Many of us aren’t getting enough sleep at night; just think of how often you hear a friend say, “I’m tired.” You may find yourself trying to sneak in more rest during the day, catch some zzz’s on a business flight , or even take naps at work . Without sleep, not only are you dealing with low energy and grogginess, but also potentially serious health consequences. Finding yourself short on shut-eye may be the result of some common sleep blunders, but the good news is they’re fixable. We talked with Michelle Fishberg, co-founder and CEO of sleep wellness company Slumbr , who shared the biggest sleep mistakes you may be making and how to prevent them.
The Biggest Sleep Mistakes You Might Be Making
1. Not Getting Enough Sleep: The CDC reports that a third of all Americans aren’t getting enough sleep, meaning they’re spending less than seven hours in dreamland each night. Unfortunately, most people underestimate how many zzz’s they’re getting, or think they can get away with less rest than they really need. “People believe the worst that happens when you lose sleep is that you feel groggy or have less energy the next day. You need to get at least seven to eight hours of sleep every night. Very few people are ‘super sleepers’ that can get by with no ill effects on less,” Fishberg says. Lack of sleep can hurt everything from your body to your relationships .
2. Not Understanding the Quality of Your Sleep: If you have trouble dozing off or wake up multiple times during the night, the quality of your sleep may be suffering. Even if you’re in bed for the required seven to eight hours at night, you may not be getting the full benefit, and as Fishberg explains, sleep quality is just as important as quantity. “Most of these ‘mistakes’ stem from not prioritizing sleep or not being very knowledgeable about what constitutes good slumber hygiene. And this isn’t surprising, as most of us were never taught what the optimal practices should be,” she points out.
3. Not Linking Common Health Problems to Your Lack of Sleep: “What people don’t understand is that there are major long-term health effects if you consistently deprive yourself of sleep, and a wealth of long-term health benefits to putting it first,” Fishberg shares.
Although most people are aware that not getting enough sleep can affect their body and mind, they don’t make the connection between their current health problems and sleep quality. Lack of shut-eye has been linked to multiple issues, such as diabetes, heart disease, and high blood pressure. Research has also shown it influences mood disorders, immune function, and life expectancy. If you have a chronic illness, your sleep patterns can make it worse or better.
1. Track your sleep every night. Apps like FitBit or Jawbone Up track exactly how many hours you spend in bed and the quality of your rest, and they can tell if you’re in light, deep, or REM sleep. They can also show when you’re awake and having disrupted or fitful sleep.

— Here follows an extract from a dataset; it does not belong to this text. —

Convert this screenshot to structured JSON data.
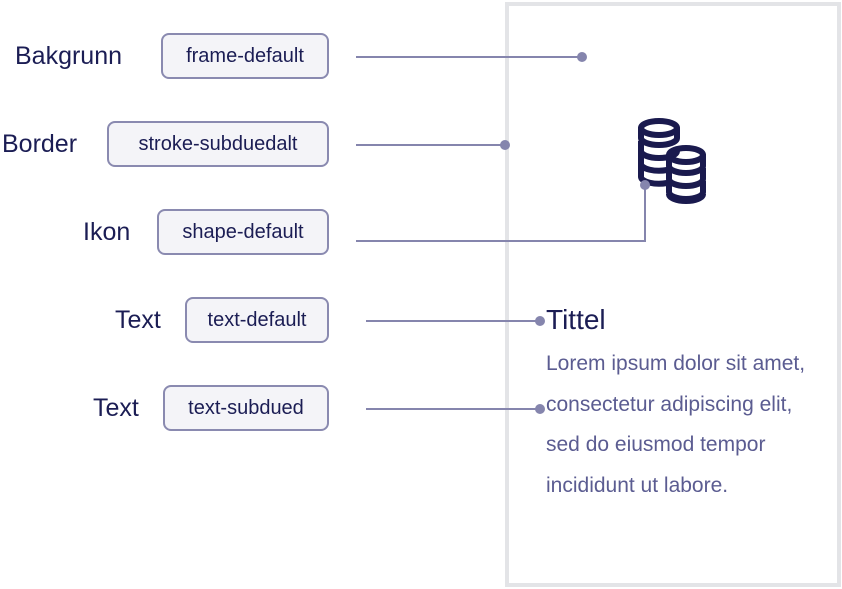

2. Give yourself a bedtime. Even if you’re a working adult, you still need a consistent bedtime. Fishberg recommends going to bed by 10pm every night, on weekdays and weekends. Don’t let a Netflix marathon derail your plans, because not sticking to a bedtime can mess up your body’s internal clock. “Having a bedtime is so important that specialists will tell you it’s fundamental to getting good sleep. You need to turn bedtime into a ritual you look forward to every night,” Fishberg shares.
3. Use a journal or app to track your health problems. Start to make the connection between your health and sleep by journaling about it. You can use a traditional paper journal or type up your thoughts with a phone app. Make a note of your symptoms along with how many zzz’s you’re getting, and soon, you should start to see the patterns between them.
You’re not alone if you’re making mistakes, but you can fix them and enjoy dreamland again!
Share your sleep woes with us on Twitter @BritandCo .
(Photo via Getty)